Using Music Psychology Research to Hear and Create Music in New Ways
Recently I picked up the book Psychology and music: the understanding of melody and rhythm
Edited by Tighe and Dowling. Even though this book is from 1993, it still holds several interesting ideas for composers, musicians and non-experts in the field of music psychology. As both melody and rhythm are such key musical elements, it is interesting to note how many professional musicians stay clear of intersection of art and science. The famed Bell Laboratory research Max Matthews said it best when he said, no matter the technological progress that will be made in the future, it is rather the understanding of how engage with the pleasure centres of the brain that will lead to greatest progress in music.
As this text is an edited text from various authors and focussing on different topics, the reader, can delve deeply into this complex, and misunderstood but guided by intuition, topic. An interesting concept present in chapter 4: Dynamics of Musical Patterns: How Do Melody and Rhythm Fit Together? by Mari Riess Jones, is how melody, and in fact harmony, cannot be without the presence of rhythm. One key idea presented here is that of the Joint Accent Structure as well as Temporal Phasing. It is actually a strikingly simple idea, which for the composer and improvising musician can lead to many interesting ideas. Here is an example of a melody, with an indication if the note is approached by step or leap:
A common rhythmical structure is to have 2 shorter values followed by a long value, note that the stress is on the long note value:
Underlying is the metric stress, which is further stressed by the scalar stress, especially in the second bar due to the leap:
Creating a phase shift can be both positive and negative, both example shown below are positive shown by the indicated value:
Note the addition of a time keeping device, as it may be troublesome to here the shifted metric stress.
As can be heard from the above example, it is familiar, but most listeners won't immediately pick this up as some part the famous Greensleves, unless what Daniel Kahneman described as primed with the original, and then point out of if it is the same or different tune or not. Thus, these basic ideas can be very useful for a composer or music producer to explore. Firstly, freely draw the contour of a [famous tune] on a piece of paper, discarding any notion of rhythm. Then choose a rhythmical pattern or fragment. Write a new melody, based on the drawn contour and the selected rhythmical pattern, selected a tempo and use this as a starting point for exploring melodic ideas. This can be especially useful for those moments when melodic inspiration has run dry. If this is not adventures enough. Take the pitches of the newly created melody, then temporally shift it either back or forward relative to the selected rhythmical patter. Rinse, repeat, and new melodic material will come to live.
The simple reason is that the dynamic accent structure has changed, which in turn leads to the listener experiencing this melody as a unique melodic construction.

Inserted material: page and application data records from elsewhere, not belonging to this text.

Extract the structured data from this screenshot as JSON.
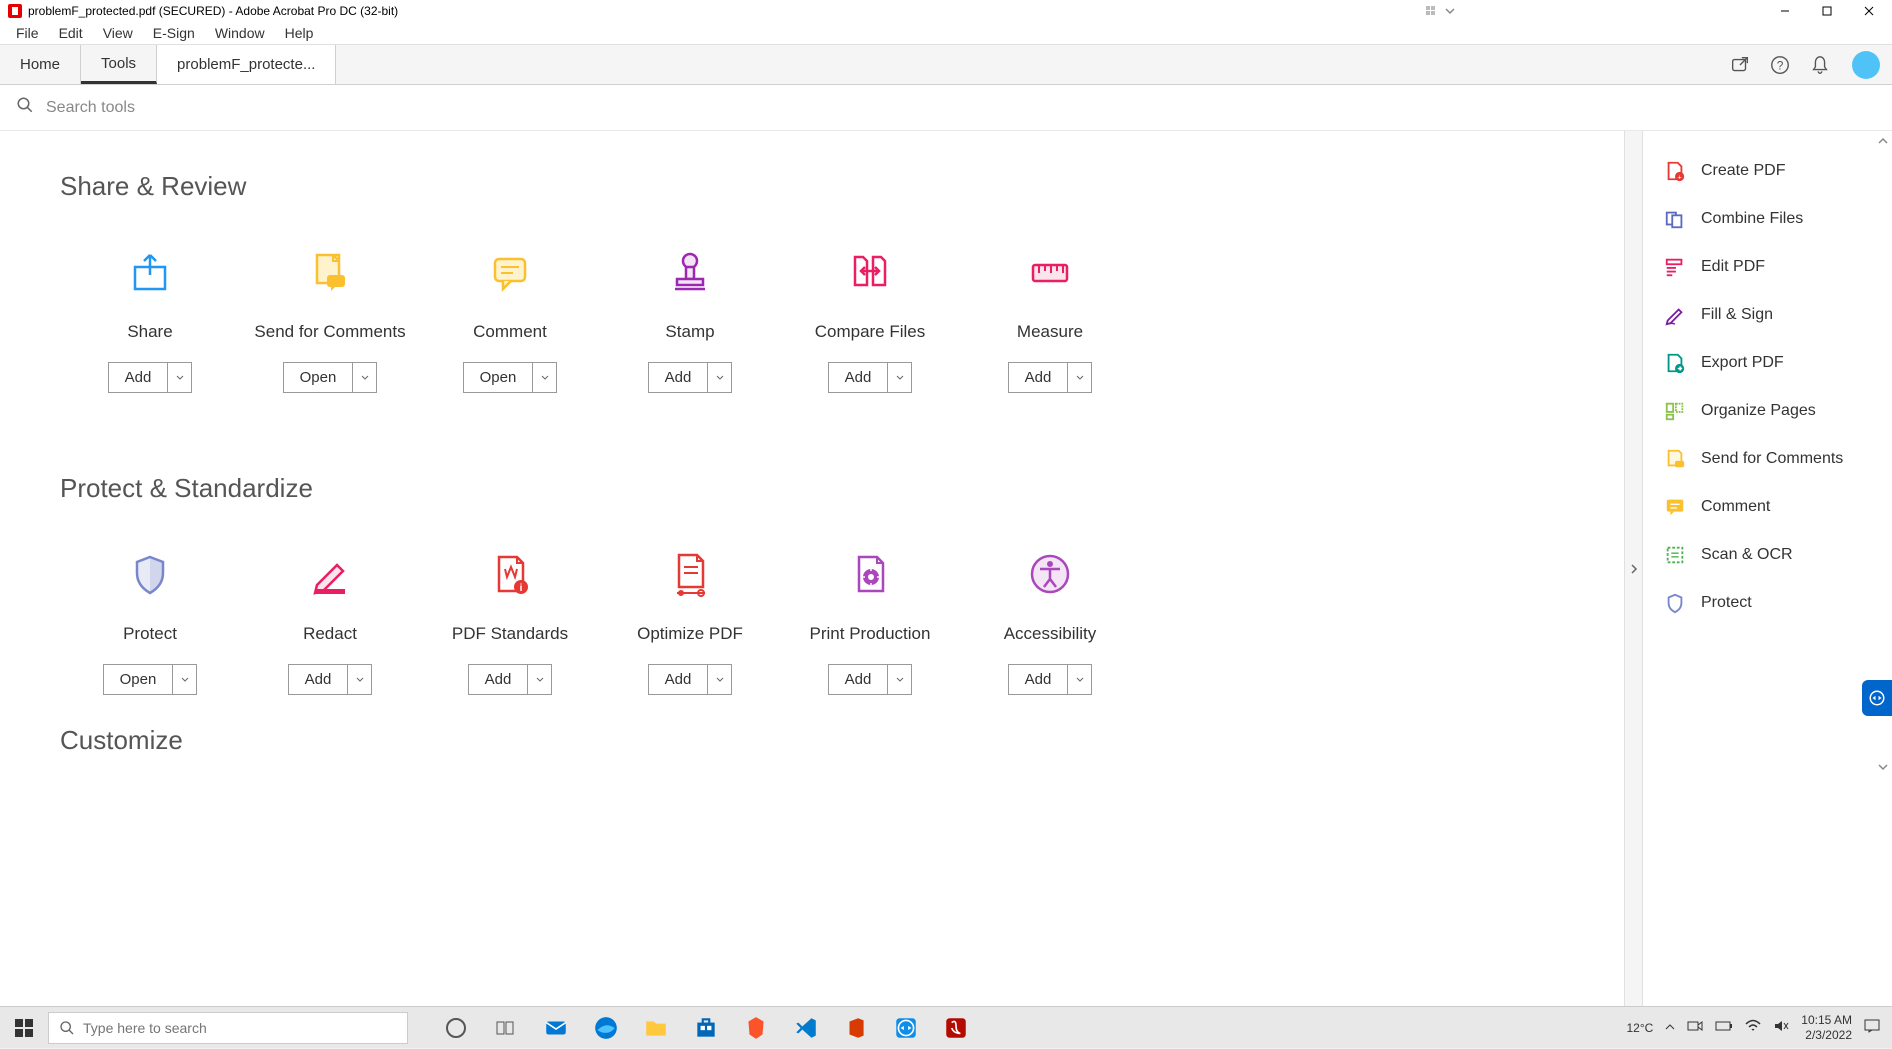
{
  "titlebar": {
    "title": "problemF_protected.pdf (SECURED) - Adobe Acrobat Pro DC (32-bit)"
  },
  "menubar": {
    "items": [
      "File",
      "Edit",
      "View",
      "E-Sign",
      "Window",
      "Help"
    ]
  },
  "tabs": {
    "home": "Home",
    "tools": "Tools",
    "doc": "problemF_protecte..."
  },
  "search": {
    "placeholder": "Search tools"
  },
  "sections": [
    {
      "title": "Share & Review",
      "tools": [
        {
          "name": "Share",
          "button": "Add",
          "icon": "share",
          "color": "#2196f3"
        },
        {
          "name": "Send for Comments",
          "button": "Open",
          "icon": "send-comments",
          "color": "#fbc02d"
        },
        {
          "name": "Comment",
          "button": "Open",
          "icon": "comment",
          "color": "#fbc02d"
        },
        {
          "name": "Stamp",
          "button": "Add",
          "icon": "stamp",
          "color": "#9c27b0"
        },
        {
          "name": "Compare Files",
          "button": "Add",
          "icon": "compare",
          "color": "#e91e63"
        },
        {
          "name": "Measure",
          "button": "Add",
          "icon": "measure",
          "color": "#e91e63"
        }
      ]
    },
    {
      "title": "Protect & Standardize",
      "tools": [
        {
          "name": "Protect",
          "button": "Open",
          "icon": "protect",
          "color": "#7986cb"
        },
        {
          "name": "Redact",
          "button": "Add",
          "icon": "redact",
          "color": "#e91e63"
        },
        {
          "name": "PDF Standards",
          "button": "Add",
          "icon": "pdf-standards",
          "color": "#e53935"
        },
        {
          "name": "Optimize PDF",
          "button": "Add",
          "icon": "optimize",
          "color": "#e53935"
        },
        {
          "name": "Print Production",
          "button": "Add",
          "icon": "print-production",
          "color": "#ab47bc"
        },
        {
          "name": "Accessibility",
          "button": "Add",
          "icon": "accessibility",
          "color": "#ab47bc"
        }
      ]
    },
    {
      "title": "Customize",
      "tools": []
    }
  ],
  "right_panel": {
    "items": [
      {
        "label": "Create PDF",
        "icon": "create-pdf",
        "color": "#e53935"
      },
      {
        "label": "Combine Files",
        "icon": "combine",
        "color": "#5c6bc0"
      },
      {
        "label": "Edit PDF",
        "icon": "edit-pdf",
        "color": "#e91e63"
      },
      {
        "label": "Fill & Sign",
        "icon": "fill-sign",
        "color": "#7b1fa2"
      },
      {
        "label": "Export PDF",
        "icon": "export-pdf",
        "color": "#009688"
      },
      {
        "label": "Organize Pages",
        "icon": "organize",
        "color": "#8bc34a"
      },
      {
        "label": "Send for Comments",
        "icon": "send-comments-sm",
        "color": "#fbc02d"
      },
      {
        "label": "Comment",
        "icon": "comment-sm",
        "color": "#fbc02d"
      },
      {
        "label": "Scan & OCR",
        "icon": "scan-ocr",
        "color": "#4caf50"
      },
      {
        "label": "Protect",
        "icon": "protect-sm",
        "color": "#7986cb"
      }
    ]
  },
  "taskbar": {
    "search_placeholder": "Type here to search",
    "temp": "12°C",
    "time": "10:15 AM",
    "date": "2/3/2022"
  }
}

In chapter 3 of the book James Bartlett explore how melodic structures are experienced. The concepts of pattern goodness and perceived alternatives are explored here, as if the listener concludes, subconsciously, that the melody is has a good structure, and no clear alternative is suggested, then the listener will experience the melody as unique. If one then frames this in the popular scene of music making, how is it possible that people at large experience so much music or melody as unique, even though most pop melodies strongly bias towards diatonic or rather limited pitch dimensions. Between all of the concepts named so far, near limitless variations are possible to create dynamic patterns. Thus, this gives the composer and musician a framework to create more unique melodies from.
From a rhythmical point of view another interesting idea comes to mind. Creating a simple 16th note hi hat pattern can be countered in various temporally shifted kick and snare patterns. For example, creating a simple 2 beat pattern, with kick on 1 and snare on 2, overlaid with the 16th notes hi hat notes. Filling in the remainder of the bar will result in a conventional drum pattern, livened by the hi hat. Altering the kick and snare by different lengths for example 3 or 5 will create a completely different drum pattern. The example of 3, means that the kick may only start after 3 beats, instead of 2 as it was before. Here is an example of the original described drum pattern, then with higher ratios:
Here are 2 different examples, the first with the kick displaced and the second with snare, with all the other elements unmoving:
As the basic concept shown here is very straight forward, what if longer and more complex patterns are created, then either the kick or snare displaced, along with other phase shifts.
Lastly, what if the hi hat pattern also becomes accented, but independently from the kick and snare pattern. Here is such an example:
As can be heard, a basic drum pattern has been transformed beyond its original fundamental time keeping function. Taken from this point of view, or the additive process, the listener can be led to believe that a very complex pattern is at work here, which it is, but conceived from easy building blocks.
The author recommends 3 things here:
For professional composers, producers, and musicians to explore the fascinating world of music psychology, and to follow Max Matthew's advice.
For these creatives to explore pattern building from various perspectives, especially when creating music in the same style for many years.
For listeners to explore music beyond the usual, media forced artists. Music is so vast and fascinating with so many dimensions to it. If exploring music from another culture, for example, that it may just lead to greater enthusiasm to live in general, as well as stimulate high cognitive thoughts which will lead to curiosity, and in turn lead to renewed creativity.